Thursday Brother Tom had an early flight home and D#2 stayed in our flat to work on a paper (due electronically shortly after the new year) and meet a friend who was coming in from Amsterdam, where she had studied for the past semester. D#1, her BF, and I grabbed a double-decker bus and rode off to visit to Westminster Abbey, followed by a train ride to Cambridge to visit with D#1's BF's parents who now live there.
The chill, damp weather is almost visible in the photo I snapped of the nearby Parliament building with Big Ben.
When I'd been here ten years ago, the Abbey had closed early for some event. Even without this glitch, there is so much to see in this palpably sacred place that I was eager to spend some more time there, taking advantage of the now-available audio tour that ensured I missed none of the most important places, though I augmented the tour with plenty of just wandering about.
Looking through the ironwork fence:
Of course, I had to take a photo of the door leading to the "Librarian and Keeper of Muniments":
The statues above the Great West Door of the Abbey are of
20th century martyrs, including Dr. Martin Luther King Jr., Oscar
Romero, and Dietrich Bonhoeffer.
At my request, D#1 and BF had headed off to the train station and Cambridge without me, as I was feeling quite sick by then. By the time I left the Abbey some of the clouds had cleared and, looking toward Big Ben, the London Eye was visible.
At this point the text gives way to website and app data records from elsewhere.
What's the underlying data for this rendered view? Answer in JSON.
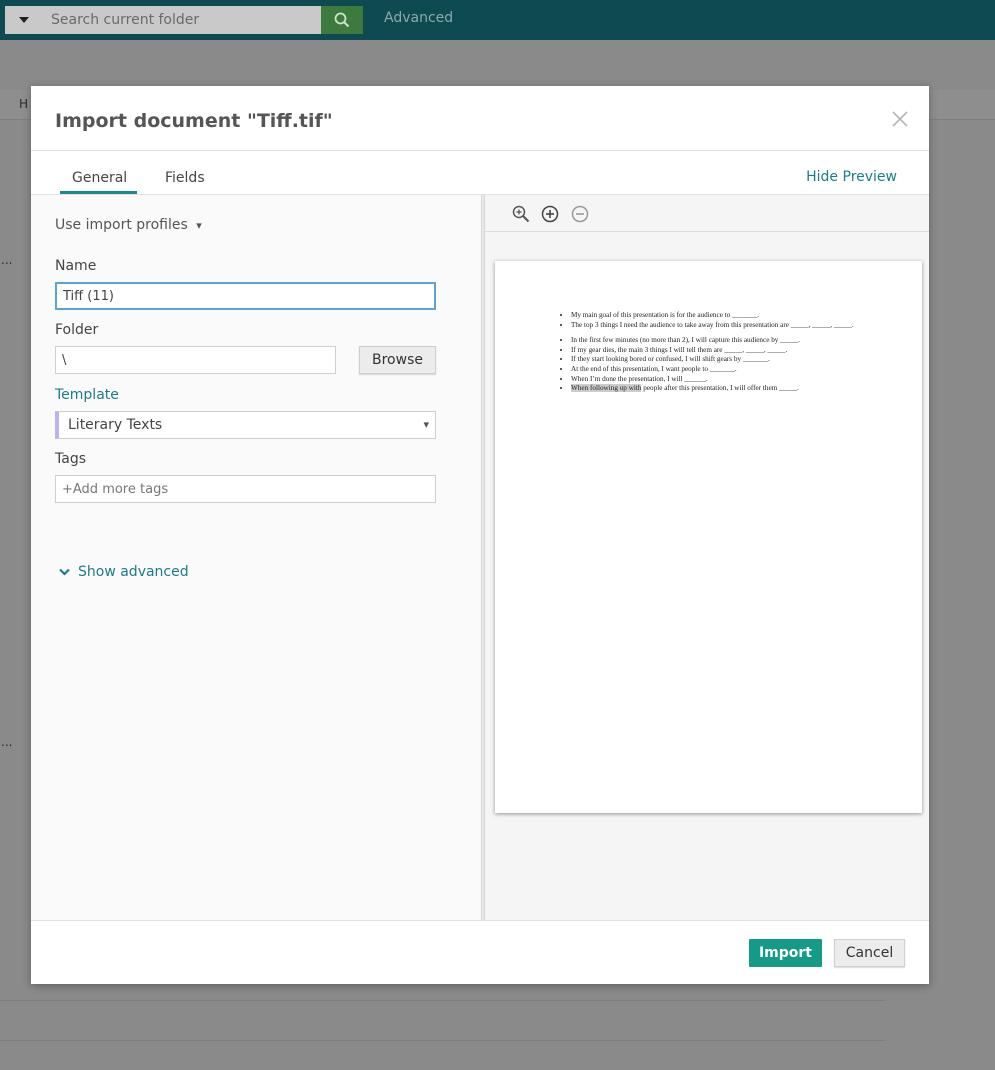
{
  "topbar": {
    "search_placeholder": "Search current folder",
    "advanced_label": "Advanced"
  },
  "background": {
    "column_fragment": "H",
    "ellipsis": "..."
  },
  "modal": {
    "title": "Import document \"Tiff.tif\"",
    "tabs": [
      {
        "label": "General",
        "active": true
      },
      {
        "label": "Fields",
        "active": false
      }
    ],
    "hide_preview_label": "Hide Preview",
    "form": {
      "profiles_label": "Use import profiles",
      "profiles_caret": "▾",
      "name_label": "Name",
      "name_value": "Tiff (11)",
      "folder_label": "Folder",
      "folder_value": "\\",
      "browse_label": "Browse",
      "template_label": "Template",
      "template_value": "Literary Texts",
      "select_arrow": "▾",
      "tags_label": "Tags",
      "tags_placeholder": "+Add more tags",
      "show_advanced_label": "Show advanced"
    },
    "preview": {
      "lines": [
        "My main goal of this presentation is for the audience to _______.",
        "The top 3 things I need the audience to take away from this presentation are _____, _____, _____.",
        "In the first few minutes (no more than 2), I will capture this audience by _____.",
        "If my gear dies, the main 3 things I will tell them are _____, _____, _____.",
        "If they start looking bored or confused, I will shift gears by _______.",
        "At the end of this presentation, I want people to _______.",
        "When I’m done the presentation, I will ______."
      ],
      "last_line_highlight": "When following up with",
      "last_line_rest": " people after this presentation, I will offer them _____."
    },
    "footer": {
      "import_label": "Import",
      "cancel_label": "Cancel"
    }
  },
  "colors": {
    "topbar": "#0d4a52",
    "accent_teal": "#1a7d86",
    "import_button": "#149a86",
    "template_bar": "#b9b4ef"
  }
}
Taking my time walking back to our flat, I enjoyed the sights and sounds of this incredible city, with the "Shard" prominent in the skyline.
While the chill and damp had been ever-present during the trip, it was never really cold, so many places had blooming flowers. I loved these pansies in window boxes outside a shop.
On Christmas Eve day, I had not joined the others on their excursion to Borough Market, but now I found myself nearby and happily discovered that many of the shops were open! Had a lovely time poking around, buying a few things here and there -- including some yummy chicken curry that I had for dinner.
Tucked it all into a great Borough Market reinforced burlap shopping bag that is now my first choice "go to" bag for my grocery shopping here at home.
An earlier screw-up on my part had meant that a planned Friday outing to
the Victoria and Albert Museum with quilter-friend Judi of Canterbury had been
cancelled. Turns out it was just as well. Friday I was sick. Really sick. Coughing-and-hacking-and-not-breathing-very-well sick. There was nothing I could do but stay in the flat, rest, and start packing for the early Saturday morning trip to the airport. However, through email, Judi had passed on enticing information from her husband that our flat was very close to London's last galleried coach inn, which was frequented by the likes of not only Charles Dickens but William Shakespeare himself! So Friday evening, we four set off to find it!
As with so many places in London, when you look around a corner, there are wonderful surprises to be found. That's how we discovered "The George Inn."
We could only wander into the courtyard, as the Inn was booked for a private party, alas. Some months later, I was able to return the favor by emailing Judi that the book, Shakespeare's Pub had been recently published in case her husband was interested.
Saturday morning came, and meant that D#1 and I had to be on our way to Heathrow. D#2 and her classmate were going back to her flat at Queen Mary where they would meet my "German daughter" who had arrived in London the night before. They planned to see in the new year together and go their separate ways early on New Year's Day, with D#2 and friend stopping over in Paris (sigh!) for two days, and arriving back in the states later that week.
I was, predictably, sad to leave London. In two trips there -- a decade apart -- I still had not visited a single palace! And my museum time had been limited to half an hour or so at the National Gallery on the Friday I arrived! Even so, we had managed to enjoy a number of activities in the available time, without rushing through them, which left me no regrets!
I suppose I will have to return one day. The next time I go to London, it will be in nicer weather, especially because I want to attend at least one production at Shakespeare's Globe, to visit Hampton Court Palace (D#2's favorite), to see the V&A (at least), to see London from the Eye (maybe), to take the train to Cambridge to see the Corpus Clock, and, perhaps, to visit friend Judi in Canterbury, with its historic cathedral.
Can't be too soon for me.